_Work task_: Your response should be every line of the data, written out exactly.

Dataset rows describing interfaces:
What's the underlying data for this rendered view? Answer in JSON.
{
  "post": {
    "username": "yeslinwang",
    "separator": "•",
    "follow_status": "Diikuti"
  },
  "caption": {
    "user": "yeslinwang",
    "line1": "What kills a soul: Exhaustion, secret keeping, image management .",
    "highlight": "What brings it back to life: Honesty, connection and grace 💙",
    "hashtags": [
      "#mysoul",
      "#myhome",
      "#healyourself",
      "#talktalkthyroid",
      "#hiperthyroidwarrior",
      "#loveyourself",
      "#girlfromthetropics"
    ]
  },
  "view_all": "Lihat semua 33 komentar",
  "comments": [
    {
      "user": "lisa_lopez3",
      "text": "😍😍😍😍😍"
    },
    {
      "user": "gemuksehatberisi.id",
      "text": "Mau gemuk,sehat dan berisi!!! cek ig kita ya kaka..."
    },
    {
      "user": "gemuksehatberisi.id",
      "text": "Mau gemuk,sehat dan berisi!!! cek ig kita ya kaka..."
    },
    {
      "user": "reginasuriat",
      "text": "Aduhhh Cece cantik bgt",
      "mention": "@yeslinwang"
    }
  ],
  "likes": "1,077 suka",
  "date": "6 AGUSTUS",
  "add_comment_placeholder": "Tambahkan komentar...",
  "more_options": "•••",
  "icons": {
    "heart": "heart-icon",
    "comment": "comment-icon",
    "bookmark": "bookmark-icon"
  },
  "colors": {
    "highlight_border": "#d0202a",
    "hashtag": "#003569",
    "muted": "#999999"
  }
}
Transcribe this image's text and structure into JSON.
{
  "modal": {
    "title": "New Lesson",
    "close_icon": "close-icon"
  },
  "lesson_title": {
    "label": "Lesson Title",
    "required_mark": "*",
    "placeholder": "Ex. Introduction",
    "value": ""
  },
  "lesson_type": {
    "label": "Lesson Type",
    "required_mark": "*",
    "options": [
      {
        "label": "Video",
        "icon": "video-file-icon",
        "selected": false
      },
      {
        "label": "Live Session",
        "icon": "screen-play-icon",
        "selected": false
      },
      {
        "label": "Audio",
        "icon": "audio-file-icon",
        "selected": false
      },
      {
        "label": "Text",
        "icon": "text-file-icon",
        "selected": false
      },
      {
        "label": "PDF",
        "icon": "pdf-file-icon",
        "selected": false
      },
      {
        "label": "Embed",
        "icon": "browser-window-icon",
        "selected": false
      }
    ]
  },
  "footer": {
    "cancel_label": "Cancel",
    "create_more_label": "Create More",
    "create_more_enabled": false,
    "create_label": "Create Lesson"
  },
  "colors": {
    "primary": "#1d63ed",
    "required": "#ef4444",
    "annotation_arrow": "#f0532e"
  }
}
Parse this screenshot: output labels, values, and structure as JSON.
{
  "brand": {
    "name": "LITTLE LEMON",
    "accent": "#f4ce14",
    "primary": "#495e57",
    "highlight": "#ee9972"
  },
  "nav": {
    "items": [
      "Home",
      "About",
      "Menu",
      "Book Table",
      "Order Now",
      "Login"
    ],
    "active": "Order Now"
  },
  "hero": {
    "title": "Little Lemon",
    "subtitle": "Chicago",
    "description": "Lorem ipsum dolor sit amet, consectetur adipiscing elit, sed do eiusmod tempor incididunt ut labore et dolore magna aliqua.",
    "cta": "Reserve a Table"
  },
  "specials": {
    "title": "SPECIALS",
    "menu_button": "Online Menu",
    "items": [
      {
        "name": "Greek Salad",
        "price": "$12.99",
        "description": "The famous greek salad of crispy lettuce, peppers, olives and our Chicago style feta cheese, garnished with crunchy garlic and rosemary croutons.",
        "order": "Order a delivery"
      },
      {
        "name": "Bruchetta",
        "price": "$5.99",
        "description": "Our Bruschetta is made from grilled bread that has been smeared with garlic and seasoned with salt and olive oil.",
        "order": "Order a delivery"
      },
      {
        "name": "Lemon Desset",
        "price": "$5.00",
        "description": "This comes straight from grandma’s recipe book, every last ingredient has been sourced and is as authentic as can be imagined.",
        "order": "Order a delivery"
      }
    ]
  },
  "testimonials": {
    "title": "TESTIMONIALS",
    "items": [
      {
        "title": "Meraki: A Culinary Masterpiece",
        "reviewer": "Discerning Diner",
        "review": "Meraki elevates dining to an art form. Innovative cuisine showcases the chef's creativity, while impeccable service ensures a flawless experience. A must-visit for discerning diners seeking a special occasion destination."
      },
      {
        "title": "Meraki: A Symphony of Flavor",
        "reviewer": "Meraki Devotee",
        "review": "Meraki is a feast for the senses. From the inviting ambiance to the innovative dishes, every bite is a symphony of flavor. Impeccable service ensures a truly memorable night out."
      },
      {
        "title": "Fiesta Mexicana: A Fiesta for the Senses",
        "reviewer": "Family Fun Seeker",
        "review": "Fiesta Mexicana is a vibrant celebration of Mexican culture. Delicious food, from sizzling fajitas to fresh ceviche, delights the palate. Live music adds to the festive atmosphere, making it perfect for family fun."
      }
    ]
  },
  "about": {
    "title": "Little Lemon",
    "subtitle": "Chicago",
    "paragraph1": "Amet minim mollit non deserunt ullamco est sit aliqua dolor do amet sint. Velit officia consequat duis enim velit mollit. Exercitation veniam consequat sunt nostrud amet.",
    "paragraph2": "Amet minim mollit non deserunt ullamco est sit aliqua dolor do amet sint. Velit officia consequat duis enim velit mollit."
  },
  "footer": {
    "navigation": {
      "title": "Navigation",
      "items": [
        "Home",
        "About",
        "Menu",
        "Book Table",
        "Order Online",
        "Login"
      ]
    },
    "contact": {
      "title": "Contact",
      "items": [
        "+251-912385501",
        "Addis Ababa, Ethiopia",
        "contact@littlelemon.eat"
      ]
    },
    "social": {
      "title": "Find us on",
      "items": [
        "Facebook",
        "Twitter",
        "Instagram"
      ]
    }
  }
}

_Answer section_:
What's the underlying data for this rendered view? Answer in JSON.
{
  "post": {
    "username": "yeslinwang",
    "separator": "•",
    "follow_status": "Diikuti"
  },
  "caption": {
    "user": "yeslinwang",
    "line1": "What kills a soul: Exhaustion, secret keeping, image management .",
    "highlight": "What brings it back to life: Honesty, connection and grace 💙",
    "hashtags": [
      "#mysoul",
      "#myhome",
      "#healyourself",
      "#talktalkthyroid",
      "#hiperthyroidwarrior",
      "#loveyourself",
      "#girlfromthetropics"
    ]
  },
  "view_all": "Lihat semua 33 komentar",
  "comments": [
    {
      "user": "lisa_lopez3",
      "text": "😍😍😍😍😍"
    },
    {
      "user": "gemuksehatberisi.id",
      "text": "Mau gemuk,sehat dan berisi!!! cek ig kita ya kaka..."
    },
    {
      "user": "gemuksehatberisi.id",
      "text": "Mau gemuk,sehat dan berisi!!! cek ig kita ya kaka..."
    },
    {
      "user": "reginasuriat",
      "text": "Aduhhh Cece cantik bgt",
      "mention": "@yeslinwang"
    }
  ],
  "likes": "1,077 suka",
  "date": "6 AGUSTUS",
  "add_comment_placeholder": "Tambahkan komentar...",
  "more_options": "•••",
  "icons": {
    "heart": "heart-icon",
    "comment": "comment-icon",
    "bookmark": "bookmark-icon"
  },
  "colors": {
    "highlight_border": "#d0202a",
    "hashtag": "#003569",
    "muted": "#999999"
  }
}
Transcribe this image's text and structure into JSON.
{
  "modal": {
    "title": "New Lesson",
    "close_icon": "close-icon"
  },
  "lesson_title": {
    "label": "Lesson Title",
    "required_mark": "*",
    "placeholder": "Ex. Introduction",
    "value": ""
  },
  "lesson_type": {
    "label": "Lesson Type",
    "required_mark": "*",
    "options": [
      {
        "label": "Video",
        "icon": "video-file-icon",
        "selected": false
      },
      {
        "label": "Live Session",
        "icon": "screen-play-icon",
        "selected": false
      },
      {
        "label": "Audio",
        "icon": "audio-file-icon",
        "selected": false
      },
      {
        "label": "Text",
        "icon": "text-file-icon",
        "selected": false
      },
      {
        "label": "PDF",
        "icon": "pdf-file-icon",
        "selected": false
      },
      {
        "label": "Embed",
        "icon": "browser-window-icon",
        "selected": false
      }
    ]
  },
  "footer": {
    "cancel_label": "Cancel",
    "create_more_label": "Create More",
    "create_more_enabled": false,
    "create_label": "Create Lesson"
  },
  "colors": {
    "primary": "#1d63ed",
    "required": "#ef4444",
    "annotation_arrow": "#f0532e"
  }
}
Parse this screenshot: output labels, values, and structure as JSON.
{
  "brand": {
    "name": "LITTLE LEMON",
    "accent": "#f4ce14",
    "primary": "#495e57",
    "highlight": "#ee9972"
  },
  "nav": {
    "items": [
      "Home",
      "About",
      "Menu",
      "Book Table",
      "Order Now",
      "Login"
    ],
    "active": "Order Now"
  },
  "hero": {
    "title": "Little Lemon",
    "subtitle": "Chicago",
    "description": "Lorem ipsum dolor sit amet, consectetur adipiscing elit, sed do eiusmod tempor incididunt ut labore et dolore magna aliqua.",
    "cta": "Reserve a Table"
  },
  "specials": {
    "title": "SPECIALS",
    "menu_button": "Online Menu",
    "items": [
      {
        "name": "Greek Salad",
        "price": "$12.99",
        "description": "The famous greek salad of crispy lettuce, peppers, olives and our Chicago style feta cheese, garnished with crunchy garlic and rosemary croutons.",
        "order": "Order a delivery"
      },
      {
        "name": "Bruchetta",
        "price": "$5.99",
        "description": "Our Bruschetta is made from grilled bread that has been smeared with garlic and seasoned with salt and olive oil.",
        "order": "Order a delivery"
      },
      {
        "name": "Lemon Desset",
        "price": "$5.00",
        "description": "This comes straight from grandma’s recipe book, every last ingredient has been sourced and is as authentic as can be imagined.",
        "order": "Order a delivery"
      }
    ]
  },
  "testimonials": {
    "title": "TESTIMONIALS",
    "items": [
      {
        "title": "Meraki: A Culinary Masterpiece",
        "reviewer": "Discerning Diner",
        "review": "Meraki elevates dining to an art form. Innovative cuisine showcases the chef's creativity, while impeccable service ensures a flawless experience. A must-visit for discerning diners seeking a special occasion destination."
      },
      {
        "title": "Meraki: A Symphony of Flavor",
        "reviewer": "Meraki Devotee",
        "review": "Meraki is a feast for the senses. From the inviting ambiance to the innovative dishes, every bite is a symphony of flavor. Impeccable service ensures a truly memorable night out."
      },
      {
        "title": "Fiesta Mexicana: A Fiesta for the Senses",
        "reviewer": "Family Fun Seeker",
        "review": "Fiesta Mexicana is a vibrant celebration of Mexican culture. Delicious food, from sizzling fajitas to fresh ceviche, delights the palate. Live music adds to the festive atmosphere, making it perfect for family fun."
      }
    ]
  },
  "about": {
    "title": "Little Lemon",
    "subtitle": "Chicago",
    "paragraph1": "Amet minim mollit non deserunt ullamco est sit aliqua dolor do amet sint. Velit officia consequat duis enim velit mollit. Exercitation veniam consequat sunt nostrud amet.",
    "paragraph2": "Amet minim mollit non deserunt ullamco est sit aliqua dolor do amet sint. Velit officia consequat duis enim velit mollit."
  },
  "footer": {
    "navigation": {
      "title": "Navigation",
      "items": [
        "Home",
        "About",
        "Menu",
        "Book Table",
        "Order Online",
        "Login"
      ]
    },
    "contact": {
      "title": "Contact",
      "items": [
        "+251-912385501",
        "Addis Ababa, Ethiopia",
        "contact@littlelemon.eat"
      ]
    },
    "social": {
      "title": "Find us on",
      "items": [
        "Facebook",
        "Twitter",
        "Instagram"
      ]
    }
  }
}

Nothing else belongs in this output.